Since I’ve lived in Spain, one of the joys of visiting the UK has been the glorious green of the countryside. This picture was taken yesterday from the top of Brecon Cathedral tower.
They say if you can see the mountains it’s going to rain, and if you can’t see them it’s already raining.
It did indeed rain later on – several times – but fortunately the showers came when we were indoors or under cover, so the day was pleasantly green and cool for an excursion, quite unlike days out in Spain when we’ve driven up into the mountains in the hope of relief from the heat of Madrid.
I put one such journey into a poem called The Water Seekers many years ago.

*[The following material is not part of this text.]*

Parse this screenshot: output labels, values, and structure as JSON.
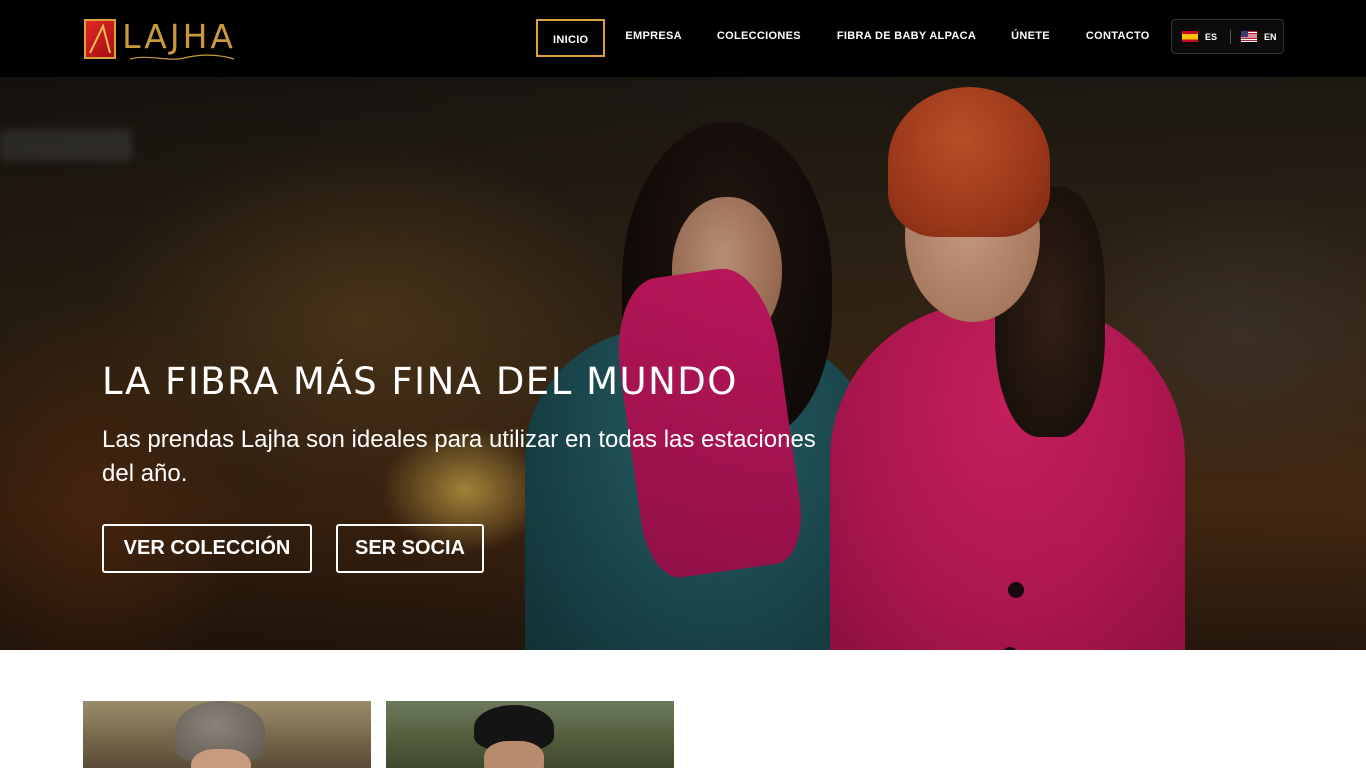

This is a fragment from that piece:
We stop at a roadside inn:
sour wine and anchovies in vinegar.
The map shows a thin blue line,
but the mountainside
is as brown and bare as the city.
Looking back over this and other pieces I wrote ten or a dozen years ago, I wonder what to do with them. Even then, I knew they didn’t quite work, but that there were phrases and images that had potential. Now I don’t know whether to just forget everything written back then, or to try and fix the problems.
If I decide to ‘fix’ things, should I start from the problem poems, or extract what I think are the few good images and start afresh?